Specifically, Peter asks “how do you think the evolution of robotics will play out?”
At dinner with friends last evening, we discussed the idealistic thought that robots could one day serve the needs of mankind, allowing us to pursue our interests as we want, without the heavy constraint of having to work to sustain our existence.
I cannot imagine myself not wanting to build and achieve things. But it sure would be enabling if I could choose where I put my efforts based on my personal set of priorities.
While discussing this topic, I realized that as robotics enter our society, socialism would probably be friendlier as to what happens to displaced workers than would capitalism.
What happens if jobs that provide a living wage shrink faster than population growth? Is that a realistic and likely possibility?
I can only imagine that the profits reaped by robotics in a capitalistic system would have no intrinsic vested interest in what happens to these people.
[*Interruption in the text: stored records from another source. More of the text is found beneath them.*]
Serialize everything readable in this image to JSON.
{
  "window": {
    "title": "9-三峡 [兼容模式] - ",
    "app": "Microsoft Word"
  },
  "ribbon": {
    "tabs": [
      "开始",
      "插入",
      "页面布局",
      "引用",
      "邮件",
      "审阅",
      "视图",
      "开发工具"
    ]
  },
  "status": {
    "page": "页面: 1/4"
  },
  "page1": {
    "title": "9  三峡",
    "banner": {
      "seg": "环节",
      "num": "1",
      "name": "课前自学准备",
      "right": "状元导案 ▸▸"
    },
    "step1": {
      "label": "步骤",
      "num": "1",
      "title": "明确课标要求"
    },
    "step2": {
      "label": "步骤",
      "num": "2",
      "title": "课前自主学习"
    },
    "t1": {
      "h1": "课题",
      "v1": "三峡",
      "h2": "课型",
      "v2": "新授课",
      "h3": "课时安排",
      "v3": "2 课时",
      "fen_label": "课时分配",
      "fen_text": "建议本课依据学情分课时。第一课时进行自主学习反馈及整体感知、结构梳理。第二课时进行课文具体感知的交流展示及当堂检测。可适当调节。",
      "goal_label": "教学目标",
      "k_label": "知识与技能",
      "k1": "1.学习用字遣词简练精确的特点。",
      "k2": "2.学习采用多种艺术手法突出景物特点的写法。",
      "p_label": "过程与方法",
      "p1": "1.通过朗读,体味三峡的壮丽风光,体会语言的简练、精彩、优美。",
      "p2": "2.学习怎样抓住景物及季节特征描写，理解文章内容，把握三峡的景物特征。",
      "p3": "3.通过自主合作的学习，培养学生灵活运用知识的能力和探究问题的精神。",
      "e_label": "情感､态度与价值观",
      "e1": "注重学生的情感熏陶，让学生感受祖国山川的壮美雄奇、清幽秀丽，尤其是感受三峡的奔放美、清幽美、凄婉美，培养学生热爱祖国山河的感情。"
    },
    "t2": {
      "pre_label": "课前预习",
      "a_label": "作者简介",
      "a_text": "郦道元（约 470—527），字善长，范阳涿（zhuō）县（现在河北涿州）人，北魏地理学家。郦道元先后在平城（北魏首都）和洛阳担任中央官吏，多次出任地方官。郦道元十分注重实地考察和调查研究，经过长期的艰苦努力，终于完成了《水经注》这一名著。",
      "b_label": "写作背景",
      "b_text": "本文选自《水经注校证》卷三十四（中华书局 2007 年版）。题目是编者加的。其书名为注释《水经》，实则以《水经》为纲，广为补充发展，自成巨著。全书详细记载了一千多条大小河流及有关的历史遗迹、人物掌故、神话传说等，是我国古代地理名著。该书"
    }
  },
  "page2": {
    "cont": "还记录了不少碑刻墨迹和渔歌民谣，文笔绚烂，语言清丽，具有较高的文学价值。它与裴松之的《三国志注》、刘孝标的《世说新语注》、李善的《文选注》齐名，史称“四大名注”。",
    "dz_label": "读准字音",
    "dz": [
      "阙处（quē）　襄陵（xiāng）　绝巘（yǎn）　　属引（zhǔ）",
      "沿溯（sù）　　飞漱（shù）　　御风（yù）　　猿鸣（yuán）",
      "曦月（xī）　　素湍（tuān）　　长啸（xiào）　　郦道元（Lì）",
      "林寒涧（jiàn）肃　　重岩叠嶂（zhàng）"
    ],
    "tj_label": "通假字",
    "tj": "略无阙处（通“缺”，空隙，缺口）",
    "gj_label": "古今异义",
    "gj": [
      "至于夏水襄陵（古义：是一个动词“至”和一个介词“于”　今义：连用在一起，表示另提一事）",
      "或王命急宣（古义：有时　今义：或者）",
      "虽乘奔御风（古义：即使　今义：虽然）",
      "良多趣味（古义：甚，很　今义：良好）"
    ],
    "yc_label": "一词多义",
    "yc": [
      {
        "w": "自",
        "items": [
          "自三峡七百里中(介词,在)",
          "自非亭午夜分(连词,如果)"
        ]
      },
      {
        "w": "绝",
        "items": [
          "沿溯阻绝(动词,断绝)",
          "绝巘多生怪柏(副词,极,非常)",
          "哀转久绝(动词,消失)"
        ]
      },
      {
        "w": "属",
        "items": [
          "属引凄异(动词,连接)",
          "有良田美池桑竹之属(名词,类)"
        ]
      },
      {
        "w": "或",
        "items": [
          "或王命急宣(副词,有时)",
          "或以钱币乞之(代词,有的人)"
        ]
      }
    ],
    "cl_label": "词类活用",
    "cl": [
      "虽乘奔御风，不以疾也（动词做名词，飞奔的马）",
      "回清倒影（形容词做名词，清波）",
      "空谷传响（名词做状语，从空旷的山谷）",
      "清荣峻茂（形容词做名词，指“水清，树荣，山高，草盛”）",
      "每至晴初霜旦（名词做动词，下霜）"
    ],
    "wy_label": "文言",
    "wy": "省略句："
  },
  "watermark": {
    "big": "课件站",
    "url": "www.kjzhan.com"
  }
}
There are strong forces in our capitalistic society that do not welcome the idea and/or cost of a broad social safety net, especially if it were to provide the equivalent of a living wage.
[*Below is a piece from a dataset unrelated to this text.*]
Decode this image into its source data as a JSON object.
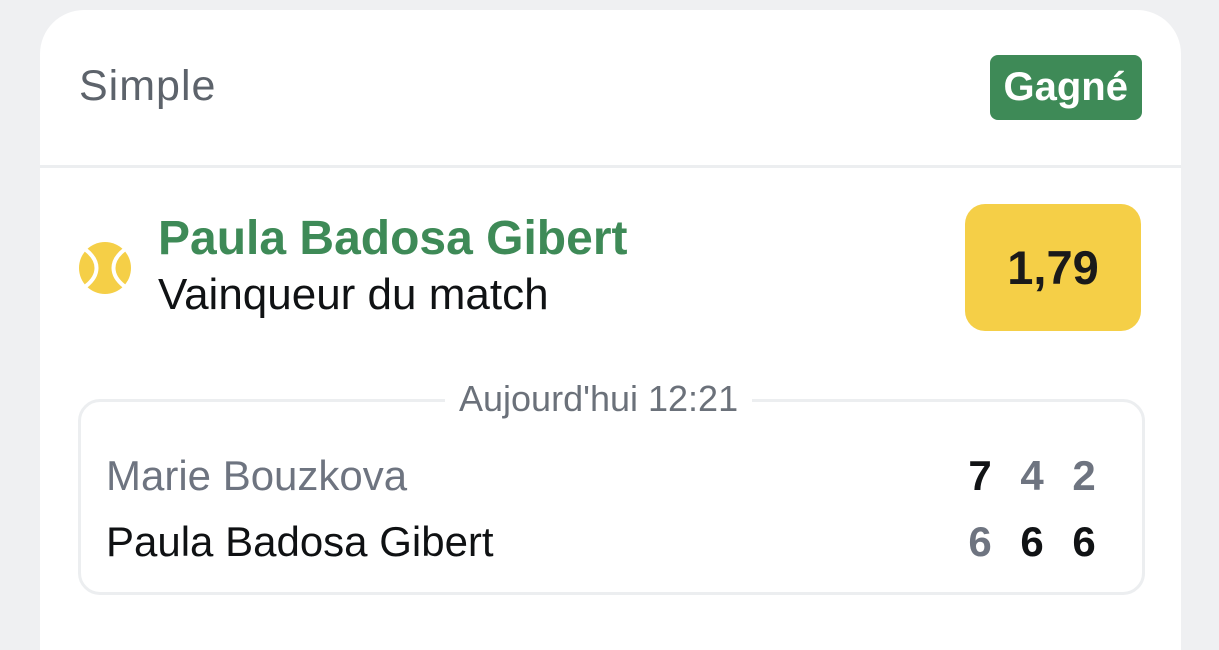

I don’t see a natural path in capitalism where robots working for mankind would free us to pursue our personal interests.
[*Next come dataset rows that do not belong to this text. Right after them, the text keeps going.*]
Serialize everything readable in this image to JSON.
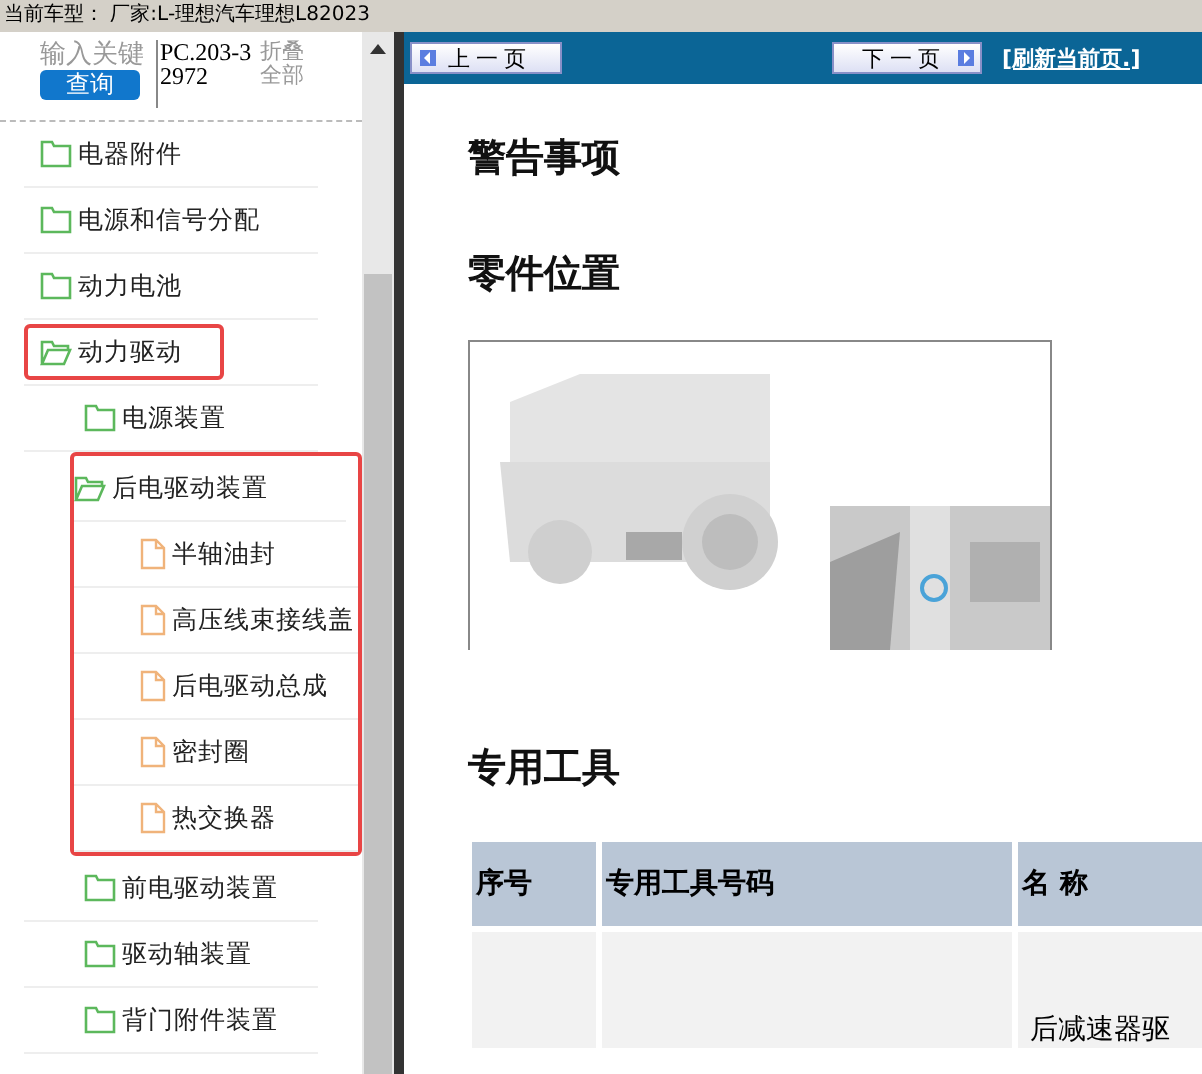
{
  "top_bar": {
    "text": "当前车型：  厂家:L-理想汽车理想L82023"
  },
  "sidebar": {
    "search": {
      "placeholder": "输入关键",
      "button": "查询"
    },
    "code": "PC.203-32972",
    "collapse_all": "折叠全部",
    "tree": [
      {
        "label": "电器附件",
        "kind": "folder",
        "expanded": false,
        "highlighted": false,
        "group_highlighted": false
      },
      {
        "label": "电源和信号分配",
        "kind": "folder",
        "expanded": false,
        "highlighted": false,
        "group_highlighted": false
      },
      {
        "label": "动力电池",
        "kind": "folder",
        "expanded": false,
        "highlighted": false,
        "group_highlighted": false
      },
      {
        "label": "动力驱动",
        "kind": "folder",
        "expanded": true,
        "highlighted": true,
        "group_highlighted": false,
        "children": [
          {
            "label": "电源装置",
            "kind": "folder",
            "expanded": false,
            "highlighted": false,
            "group_highlighted": false
          },
          {
            "label": "后电驱动装置",
            "kind": "folder",
            "expanded": true,
            "highlighted": false,
            "group_highlighted": true,
            "children": [
              {
                "label": "半轴油封",
                "kind": "page"
              },
              {
                "label": "高压线束接线盖",
                "kind": "page"
              },
              {
                "label": "后电驱动总成",
                "kind": "page"
              },
              {
                "label": "密封圈",
                "kind": "page"
              },
              {
                "label": "热交换器",
                "kind": "page"
              }
            ]
          },
          {
            "label": "前电驱动装置",
            "kind": "folder",
            "expanded": false,
            "highlighted": false,
            "group_highlighted": false
          },
          {
            "label": "驱动轴装置",
            "kind": "folder",
            "expanded": false,
            "highlighted": false,
            "group_highlighted": false
          },
          {
            "label": "背门附件装置",
            "kind": "folder",
            "expanded": false,
            "highlighted": false,
            "group_highlighted": false
          }
        ]
      }
    ]
  },
  "toolbar": {
    "prev": "上一页",
    "next": "下一页",
    "refresh": "[刷新当前页.]"
  },
  "content": {
    "sections": [
      {
        "title": "警告事项"
      },
      {
        "title": "零件位置"
      },
      {
        "title": "专用工具"
      }
    ],
    "table": {
      "columns": [
        "序号",
        "专用工具号码",
        "名 称"
      ],
      "rows": [
        [
          "",
          "",
          "后减速器驱"
        ]
      ]
    }
  }
}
How do you think the evolution of robotics will play out?
No one knows how this will play out.
Regardless, paying people to do nothing, so that people can pursue personal interests is certainly not the answer.
Such actions would encourage people to have more kids for which there are no jobs. That’s clearly an unsustainable model.
If technology does not create jobs, then war is a distinct possibility.
But over the long haul, technology has always created jobs. Why is it different this time?
Unbridled Capitalism Not the Problem
Unbridled capitalism is not the problem. Some will even ask “when has it been tried?”
Yet, the advances in technology that capitalism has provided gives us more leisure time than ever before, despite increasing government interference in the free markets.
We can do more things in more places than any generation in history. We can fly or drive to the Grand Canyon to hike; we can communicate with nearly anyone in the world using Skype, for free; we live longer despite eating unhealthy.
All of these things are because of capitalism, not communism, not socialism.
Living Wages and Inflation
If you hand out a living wage for doing nothing, the amount it takes will escalate rapidly.
Central bank actions are the key problem. They are hell bent on inflation.
Technology is inherently deflationary. People benefit from falling prices, not rising prices.
Thanks to the increased productivity that stems from technology (which in turn stems from capitalism), people today live like kings compared to a few generations ago.
Not only that, but US citizens live twice as long as they did in 1850.
Forced minimum wage hikes and central banks actions fight overwhelming technological forces.
- Hundreds of affordable housing programs did anything but make houses more affordable.
- Student loan programs made debt slaves out of students while increasing the cost of education.
- Things would cost a lot less and there would be a lot less debt were it nor for the Fed and governments.
- Virtually everything government touches increases costs.
The “living wage” would be much, much lower if government and the Fed got out of the way!
Is Mish a Socialist?
“The Khan Academy is a 501(c)(3) not-for-profit organization, now with significant backing from the Bill & Melinda Gates Foundation, The Broad Foundation, Google, the O’Sullivan Foundation, Skoll Foundation, and other philanthropic organizations.”
Everything government touches drives up costs. And the Fed comes along and wants to drive up costs further. It’s no wonder that “living wages” keep rising.
The problems we face are not the result of free market capitalism, nor the result of robots.
Rather the problems we face are the direct result of Fed sponsored inflation, corporate and military fascism, government interference in the free markets, and socialist-sponsored wealth redistribution schemes.
If we let things be, “unbridled” capitalism would take care of things, if not quite nicely, then certainly better than any socialistic or government-sponsored solution.
Mike “Mish” Shedlock